The Trump administration entered office with two major legislative priorities: Obamacare repeal and tax reform.
The White House decided to delegate health care to Congress. The president would provide promotional tweets, sabotage the existing health-care system, lobby ambivalent lawmakers, and, periodically, undermine the entire effort by calling it “mean” and/or publicly contradicting the GOP leadership. But the actual bill-writing was left up to Paul Ryan and Mitch McConnell. That way, the administration could put all its policy-making muscles into tax reform.
Two months into its tenure, after consultations with CEOs and conservative tax experts — and long, ardurous deliberations between Treasury secretary Steve Mnuchin and National Economic Council director Gary Cohn — the administration was finally ready to unveil its vision for making the tax code great again.
“This is something, because we are designing it from scratch and running through a lot of scenarios we’ve needed the last two months to work on,” Mnuchin explained in late March. “We would not have been ready to go a month ago on tax reform, and now we are.”
Still, the White House apparently decided that it would take one more month to ensure that its vision was as clear and comprehensive as possible. So, it wasn’t until late April that Cohn and Mnuchin went before the cameras and proudly presented the fruits of their labors: a bullet-point list of radically regressive tax cuts that would be paid for by closing unspecified “special interest” loopholes.
Which is to say: After three months of concerted effort, the White House released a less-detailed version of the tax plan that Trump had campaigned on.
This seems like the sort of the thing that would be a scandalous embarrassment in an administration that wasn’t led by an ostentatiously corrupt conspiracy theorist who tweets about cable news like it’s his job.

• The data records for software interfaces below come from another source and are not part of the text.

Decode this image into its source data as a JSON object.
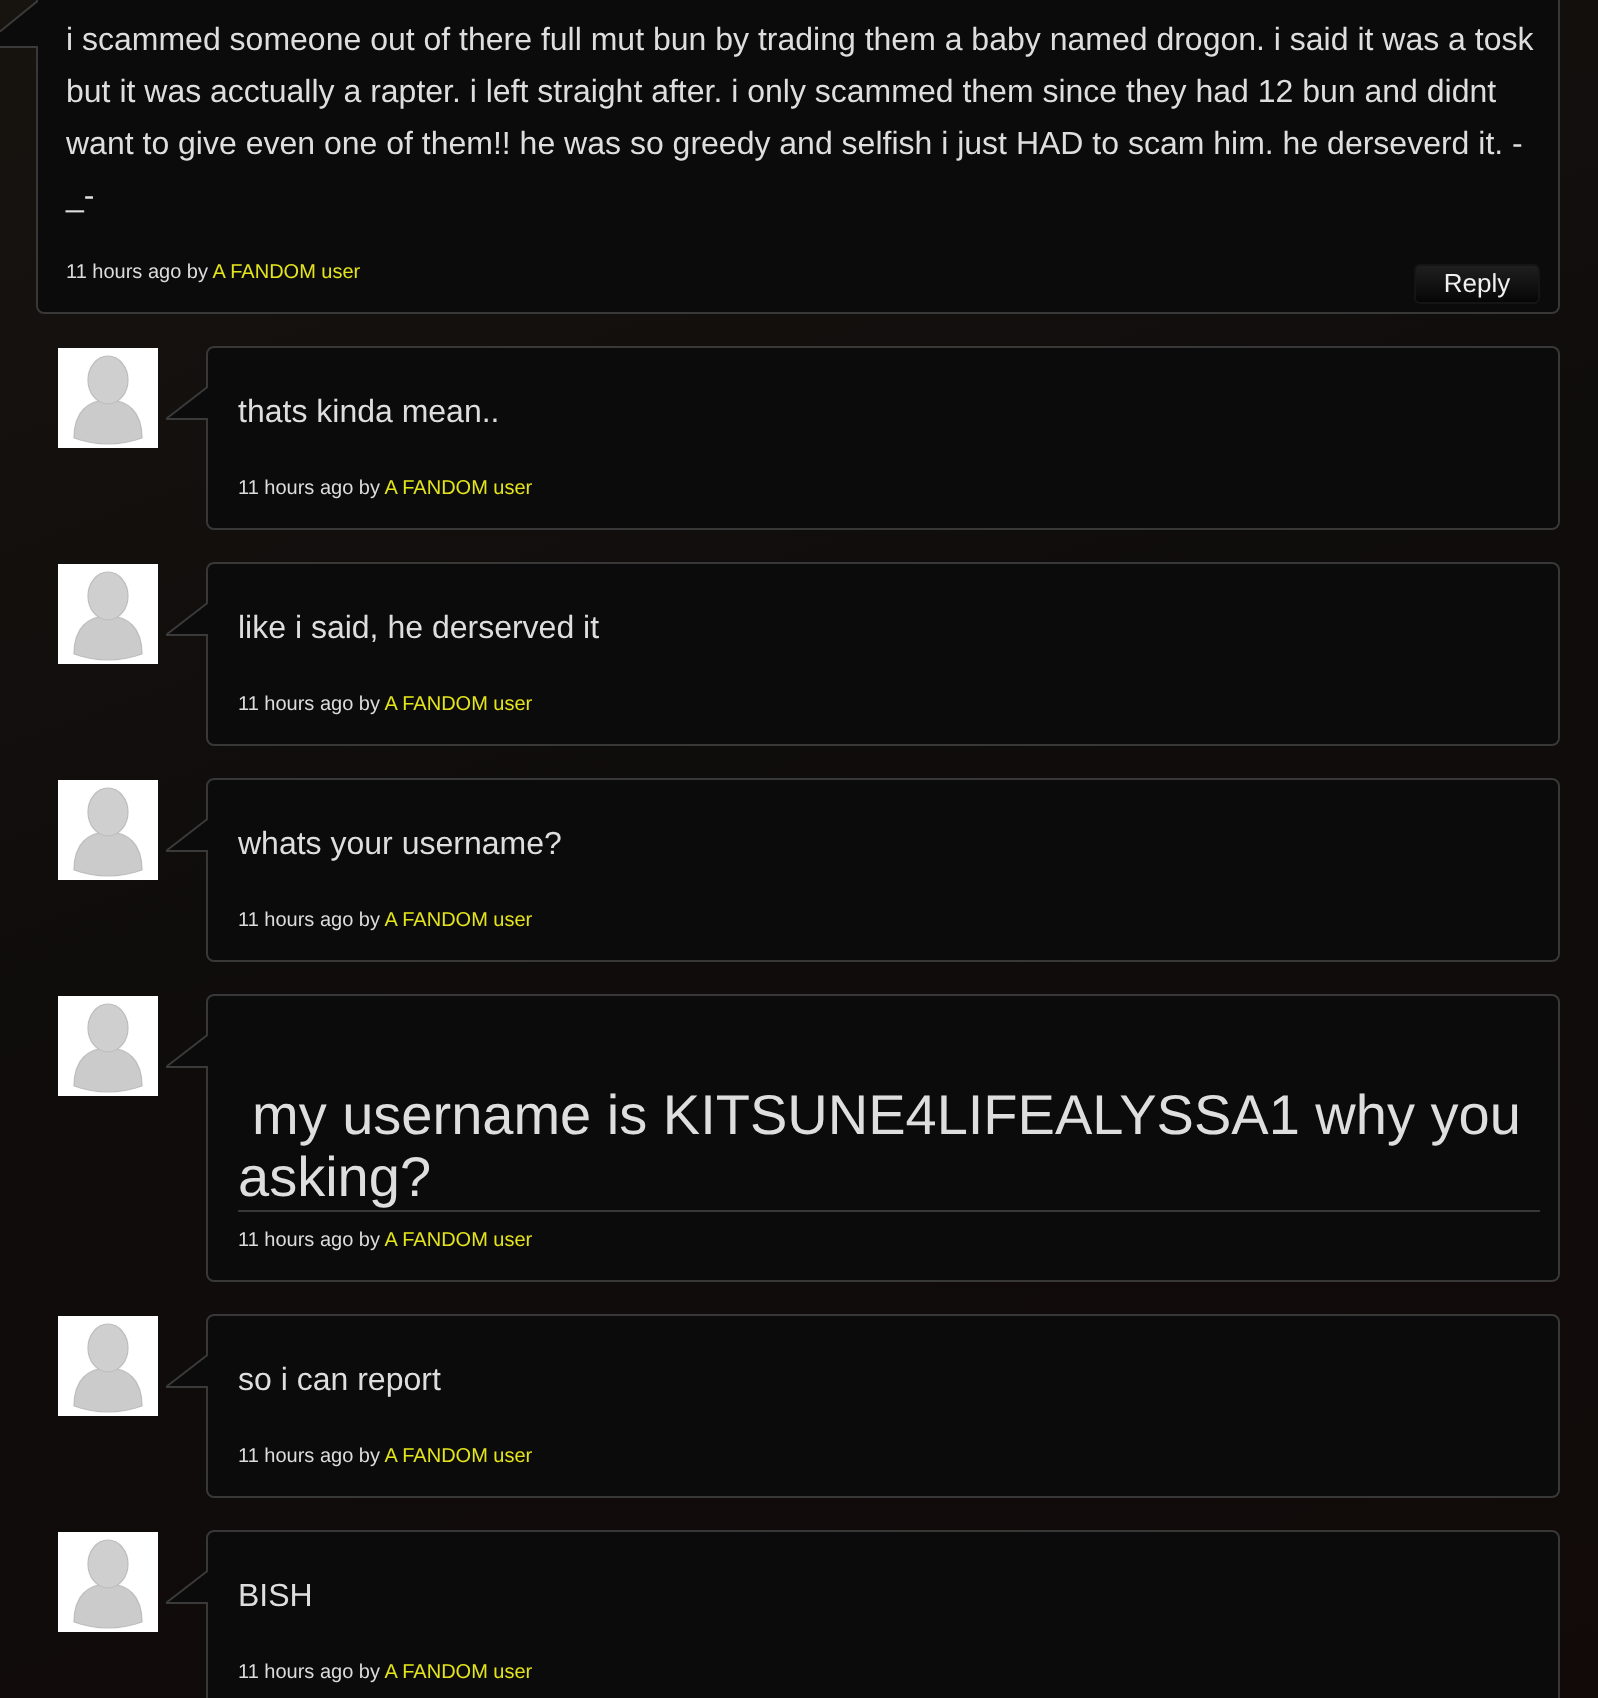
{
  "comment": {
    "text": "i scammed someone out of there full mut bun by trading them a baby named drogon. i said it was a tosk but it was acctually a rapter. i left straight after. i only scammed them since they had 12 bun and didnt want to give even one of them!! he was so greedy and selfish i just HAD to scam him. he derseverd it. -_-",
    "meta": "11 hours ago by",
    "author": "A FANDOM user",
    "reply_button": "Reply"
  },
  "replies": [
    {
      "kind": "paragraph",
      "text": "thats kinda mean..",
      "meta": "11 hours ago by",
      "author": "A FANDOM user"
    },
    {
      "kind": "paragraph",
      "text": "like i said, he derserved it",
      "meta": "11 hours ago by",
      "author": "A FANDOM user"
    },
    {
      "kind": "paragraph",
      "text": "whats your username?",
      "meta": "11 hours ago by",
      "author": "A FANDOM user"
    },
    {
      "kind": "heading",
      "text": "my username is KITSUNE4LIFEALYSSA1 why you asking?",
      "meta": "11 hours ago by",
      "author": "A FANDOM user"
    },
    {
      "kind": "paragraph",
      "text": "so i can report",
      "meta": "11 hours ago by",
      "author": "A FANDOM user"
    },
    {
      "kind": "paragraph",
      "text": "BISH",
      "meta": "11 hours ago by",
      "author": "A FANDOM user"
    }
  ]
}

But, perhaps, we should cut the “adults” in the White House some slack. Tax reform is hard. Trump was pressing them to release something before they were ready, so they were forced to publicize a placeholder.
After a solid half-year in office, however, they really do have their ducks in a row. Or so Axios reports:
The White House actually seems to have its act together on tax reform. Activists and business leaders who’ve been meeting with Gary Cohn, Steven Mnuchin, Marc Short & Paul Teller from legislative affairs, and Sean Spicer (who’s leading the comms strategy), all tell us the same thing: They’re surprised about how much planning and organizing the White House has already done, given its ham-handed approach to the health care rollout …President Trump wants to pitch tax reform aggressively. Our sources expect him to make the case for the plan by barnstorming the Midwest states he won in November
… The White House is engaging CEOs across the country, looking for them to hold town halls, do media appearances, and write letters to their employees explaining the benefits of tax reform … They’re talking to local mayors and county commissioners, too. And they’re pressing outside groups to spend big on advertising support.
Sounds like they’ve really done their homework. If they’re this deep into the marketing phase of their effort, then the actual tax-reform bill must be in great shape. Let’s see what progress they’ve made on the policy front:
We expect the White House to float a few tax policy trial balloons in August …. [One] major unsolved problem is how (or if) to pay for all these tax cuts. Some in the White House would happily just blow out the deficit, but Leadership suspects most Republicans wouldn’t be on board with that.
Ah. So activists and business leaders are pleasantly surprised by how well prepared the White House is to pass tax reform. Also, it will be one more month before the administration begins floating “tax policy trial balloons,” and, for the moment, the top economic minds in the Executive branch have no idea how to defray the cost of their desired tax cuts — which a recent analysis put at around $7.8 trillion over ten years — beyond “blow out the deficit.”
We’re now grading the White House policy proposals by the same exacting standards that a Montessori preschool teacher deploys when offering feedback on finger paintings.